--- Records shown ---

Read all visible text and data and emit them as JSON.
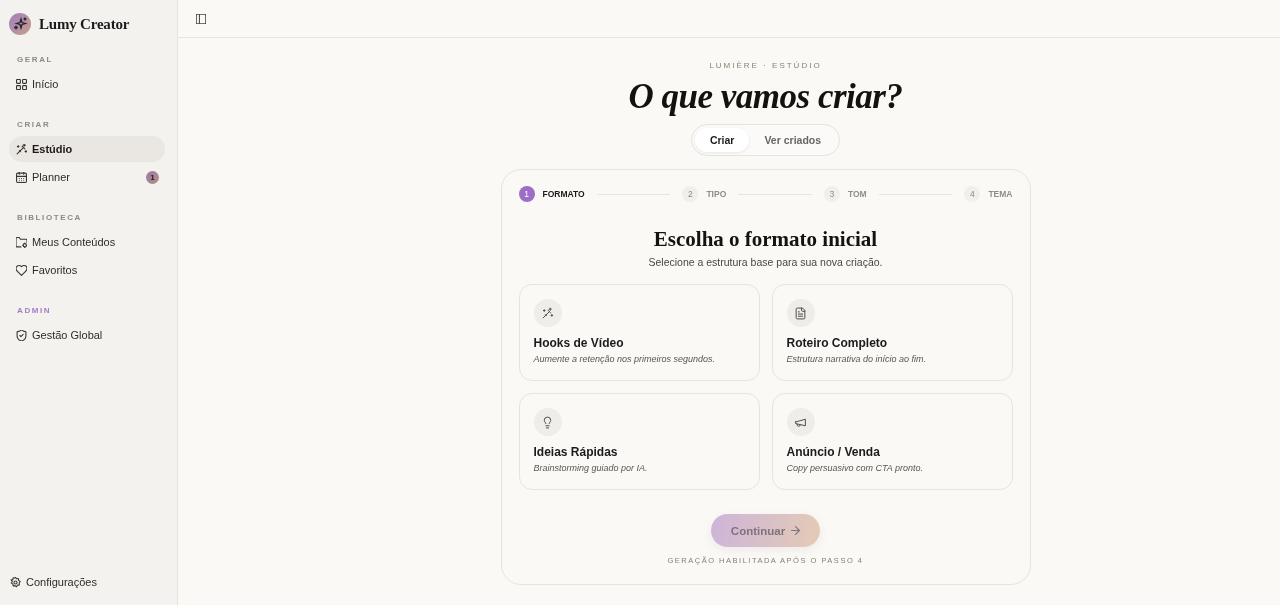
{
  "app": {
    "name": "Lumy Creator"
  },
  "sidebar": {
    "sections": [
      {
        "title": "GERAL",
        "color": "#8f8a84",
        "items": [
          {
            "label": "Início",
            "selected": false
          }
        ]
      },
      {
        "title": "CRIAR",
        "color": "#8f8a84",
        "items": [
          {
            "label": "Estúdio",
            "selected": true
          },
          {
            "label": "Planner",
            "selected": false,
            "badge": "1"
          }
        ]
      },
      {
        "title": "BIBLIOTECA",
        "color": "#8f8a84",
        "items": [
          {
            "label": "Meus Conteúdos",
            "selected": false
          },
          {
            "label": "Favoritos",
            "selected": false
          }
        ]
      },
      {
        "title": "ADMIN",
        "color": "#a67cc9",
        "items": [
          {
            "label": "Gestão Global",
            "selected": false
          }
        ]
      }
    ],
    "footer": {
      "label": "Configurações"
    }
  },
  "header": {
    "eyebrow": "LUMIÈRE · ESTÚDIO",
    "title": "O que vamos criar?",
    "view_tabs": [
      {
        "label": "Criar",
        "selected": true
      },
      {
        "label": "Ver criados",
        "selected": false
      }
    ]
  },
  "wizard": {
    "steps": [
      {
        "number": "1",
        "label": "FORMATO",
        "selected": true
      },
      {
        "number": "2",
        "label": "TIPO",
        "selected": false
      },
      {
        "number": "3",
        "label": "TOM",
        "selected": false
      },
      {
        "number": "4",
        "label": "TEMA",
        "selected": false
      }
    ],
    "heading": "Escolha o formato inicial",
    "subheading": "Selecione a estrutura base para sua nova criação.",
    "formats": [
      {
        "title": "Hooks de Vídeo",
        "description": "Aumente a retenção nos primeiros segundos.",
        "selected": false
      },
      {
        "title": "Roteiro Completo",
        "description": "Estrutura narrativa do início ao fim.",
        "selected": false
      },
      {
        "title": "Ideias Rápidas",
        "description": "Brainstorming guiado por IA.",
        "selected": false
      },
      {
        "title": "Anúncio / Venda",
        "description": "Copy persuasivo com CTA pronto.",
        "selected": false
      }
    ],
    "continue_button": {
      "label": "Continuar",
      "disabled": true
    },
    "hint": "GERAÇÃO HABILITADA APÓS O PASSO 4"
  }
}
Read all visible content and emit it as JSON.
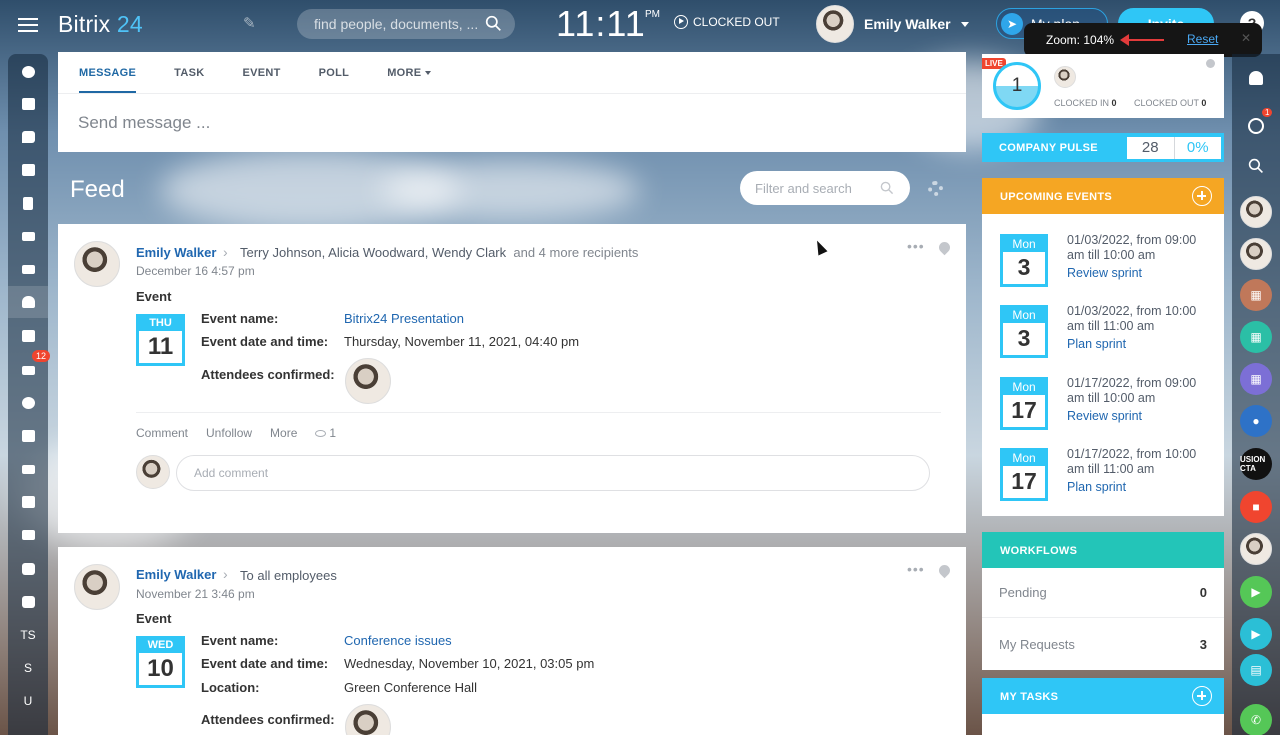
{
  "app": {
    "logo": "Bitrix",
    "logo_num": "24",
    "search_placeholder": "find people, documents, ...",
    "time": "11:11",
    "ampm": "PM",
    "clock_status": "CLOCKED OUT",
    "user_name": "Emily Walker",
    "my_plan": "My plan",
    "invite": "Invite",
    "help": "?"
  },
  "zoom": {
    "label": "Zoom: 104%",
    "reset": "Reset",
    "close": "✕"
  },
  "left_nav": {
    "badge": "12",
    "texts": [
      "TS",
      "S",
      "U"
    ]
  },
  "composer": {
    "tabs": [
      "MESSAGE",
      "TASK",
      "EVENT",
      "POLL",
      "MORE"
    ],
    "placeholder": "Send message ..."
  },
  "feed": {
    "title": "Feed",
    "filter_placeholder": "Filter and search"
  },
  "posts": [
    {
      "author": "Emily Walker",
      "recipients": "Terry Johnson, Alicia Woodward, Wendy Clark",
      "more_recipients": "and 4 more recipients",
      "date": "December 16 4:57 pm",
      "type": "Event",
      "cal_dow": "THU",
      "cal_day": "11",
      "labels": [
        "Event name:",
        "Event date and time:",
        "Attendees confirmed:"
      ],
      "event_name": "Bitrix24 Presentation",
      "event_datetime": "Thursday, November 11, 2021, 04:40 pm",
      "actions": [
        "Comment",
        "Unfollow",
        "More"
      ],
      "views": "1",
      "comment_placeholder": "Add comment"
    },
    {
      "author": "Emily Walker",
      "recipients": "To all employees",
      "date": "November 21 3:46 pm",
      "type": "Event",
      "cal_dow": "WED",
      "cal_day": "10",
      "labels": [
        "Event name:",
        "Event date and time:",
        "Location:",
        "Attendees confirmed:"
      ],
      "event_name": "Conference issues",
      "event_datetime": "Wednesday, November 10, 2021, 03:05 pm",
      "location": "Green Conference Hall"
    }
  ],
  "timeman": {
    "live": "LIVE",
    "count": "1",
    "clocked_in_label": "CLOCKED IN",
    "clocked_in": "0",
    "clocked_out_label": "CLOCKED OUT",
    "clocked_out": "0"
  },
  "pulse": {
    "label": "COMPANY PULSE",
    "value": "28",
    "percent": "0%"
  },
  "events": {
    "title": "UPCOMING EVENTS",
    "items": [
      {
        "dow": "Mon",
        "day": "3",
        "when": "01/03/2022, from 09:00 am till 10:00 am",
        "title": "Review sprint"
      },
      {
        "dow": "Mon",
        "day": "3",
        "when": "01/03/2022, from 10:00 am till 11:00 am",
        "title": "Plan sprint"
      },
      {
        "dow": "Mon",
        "day": "17",
        "when": "01/17/2022, from 09:00 am till 10:00 am",
        "title": "Review sprint"
      },
      {
        "dow": "Mon",
        "day": "17",
        "when": "01/17/2022, from 10:00 am till 11:00 am",
        "title": "Plan sprint"
      }
    ]
  },
  "workflows": {
    "title": "WORKFLOWS",
    "rows": [
      {
        "label": "Pending",
        "value": "0"
      },
      {
        "label": "My Requests",
        "value": "3"
      }
    ]
  },
  "tasks": {
    "title": "MY TASKS"
  },
  "rail": {
    "badge": "1",
    "text_item": "USION CTA"
  },
  "colors": {
    "accent": "#2fc6f6",
    "events_header": "#f5a623",
    "workflows_header": "#23c5b8",
    "link": "#2067b0",
    "badge": "#f0452f"
  }
}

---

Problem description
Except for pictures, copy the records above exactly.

Written solution
Read all visible text and data and emit them as JSON.
{
  "app": {
    "name": "Lumy Creator"
  },
  "sidebar": {
    "sections": [
      {
        "title": "GERAL",
        "color": "#8f8a84",
        "items": [
          {
            "label": "Início",
            "selected": false
          }
        ]
      },
      {
        "title": "CRIAR",
        "color": "#8f8a84",
        "items": [
          {
            "label": "Estúdio",
            "selected": true
          },
          {
            "label": "Planner",
            "selected": false,
            "badge": "1"
          }
        ]
      },
      {
        "title": "BIBLIOTECA",
        "color": "#8f8a84",
        "items": [
          {
            "label": "Meus Conteúdos",
            "selected": false
          },
          {
            "label": "Favoritos",
            "selected": false
          }
        ]
      },
      {
        "title": "ADMIN",
        "color": "#a67cc9",
        "items": [
          {
            "label": "Gestão Global",
            "selected": false
          }
        ]
      }
    ],
    "footer": {
      "label": "Configurações"
    }
  },
  "header": {
    "eyebrow": "LUMIÈRE · ESTÚDIO",
    "title": "O que vamos criar?",
    "view_tabs": [
      {
        "label": "Criar",
        "selected": true
      },
      {
        "label": "Ver criados",
        "selected": false
      }
    ]
  },
  "wizard": {
    "steps": [
      {
        "number": "1",
        "label": "FORMATO",
        "selected": true
      },
      {
        "number": "2",
        "label": "TIPO",
        "selected": false
      },
      {
        "number": "3",
        "label": "TOM",
        "selected": false
      },
      {
        "number": "4",
        "label": "TEMA",
        "selected": false
      }
    ],
    "heading": "Escolha o formato inicial",
    "subheading": "Selecione a estrutura base para sua nova criação.",
    "formats": [
      {
        "title": "Hooks de Vídeo",
        "description": "Aumente a retenção nos primeiros segundos.",
        "selected": false
      },
      {
        "title": "Roteiro Completo",
        "description": "Estrutura narrativa do início ao fim.",
        "selected": false
      },
      {
        "title": "Ideias Rápidas",
        "description": "Brainstorming guiado por IA.",
        "selected": false
      },
      {
        "title": "Anúncio / Venda",
        "description": "Copy persuasivo com CTA pronto.",
        "selected": false
      }
    ],
    "continue_button": {
      "label": "Continuar",
      "disabled": true
    },
    "hint": "GERAÇÃO HABILITADA APÓS O PASSO 4"
  }
}
Read all visible content and emit it as JSON.
{
  "app": {
    "logo": "Bitrix",
    "logo_num": "24",
    "search_placeholder": "find people, documents, ...",
    "time": "11:11",
    "ampm": "PM",
    "clock_status": "CLOCKED OUT",
    "user_name": "Emily Walker",
    "my_plan": "My plan",
    "invite": "Invite",
    "help": "?"
  },
  "zoom": {
    "label": "Zoom: 104%",
    "reset": "Reset",
    "close": "✕"
  },
  "left_nav": {
    "badge": "12",
    "texts": [
      "TS",
      "S",
      "U"
    ]
  },
  "composer": {
    "tabs": [
      "MESSAGE",
      "TASK",
      "EVENT",
      "POLL",
      "MORE"
    ],
    "placeholder": "Send message ..."
  },
  "feed": {
    "title": "Feed",
    "filter_placeholder": "Filter and search"
  },
  "posts": [
    {
      "author": "Emily Walker",
      "recipients": "Terry Johnson, Alicia Woodward, Wendy Clark",
      "more_recipients": "and 4 more recipients",
      "date": "December 16 4:57 pm",
      "type": "Event",
      "cal_dow": "THU",
      "cal_day": "11",
      "labels": [
        "Event name:",
        "Event date and time:",
        "Attendees confirmed:"
      ],
      "event_name": "Bitrix24 Presentation",
      "event_datetime": "Thursday, November 11, 2021, 04:40 pm",
      "actions": [
        "Comment",
        "Unfollow",
        "More"
      ],
      "views": "1",
      "comment_placeholder": "Add comment"
    },
    {
      "author": "Emily Walker",
      "recipients": "To all employees",
      "date": "November 21 3:46 pm",
      "type": "Event",
      "cal_dow": "WED",
      "cal_day": "10",
      "labels": [
        "Event name:",
        "Event date and time:",
        "Location:",
        "Attendees confirmed:"
      ],
      "event_name": "Conference issues",
      "event_datetime": "Wednesday, November 10, 2021, 03:05 pm",
      "location": "Green Conference Hall"
    }
  ],
  "timeman": {
    "live": "LIVE",
    "count": "1",
    "clocked_in_label": "CLOCKED IN",
    "clocked_in": "0",
    "clocked_out_label": "CLOCKED OUT",
    "clocked_out": "0"
  },
  "pulse": {
    "label": "COMPANY PULSE",
    "value": "28",
    "percent": "0%"
  },
  "events": {
    "title": "UPCOMING EVENTS",
    "items": [
      {
        "dow": "Mon",
        "day": "3",
        "when": "01/03/2022, from 09:00 am till 10:00 am",
        "title": "Review sprint"
      },
      {
        "dow": "Mon",
        "day": "3",
        "when": "01/03/2022, from 10:00 am till 11:00 am",
        "title": "Plan sprint"
      },
      {
        "dow": "Mon",
        "day": "17",
        "when": "01/17/2022, from 09:00 am till 10:00 am",
        "title": "Review sprint"
      },
      {
        "dow": "Mon",
        "day": "17",
        "when": "01/17/2022, from 10:00 am till 11:00 am",
        "title": "Plan sprint"
      }
    ]
  },
  "workflows": {
    "title": "WORKFLOWS",
    "rows": [
      {
        "label": "Pending",
        "value": "0"
      },
      {
        "label": "My Requests",
        "value": "3"
      }
    ]
  },
  "tasks": {
    "title": "MY TASKS"
  },
  "rail": {
    "badge": "1",
    "text_item": "USION CTA"
  },
  "colors": {
    "accent": "#2fc6f6",
    "events_header": "#f5a623",
    "workflows_header": "#23c5b8",
    "link": "#2067b0",
    "badge": "#f0452f"
  }
}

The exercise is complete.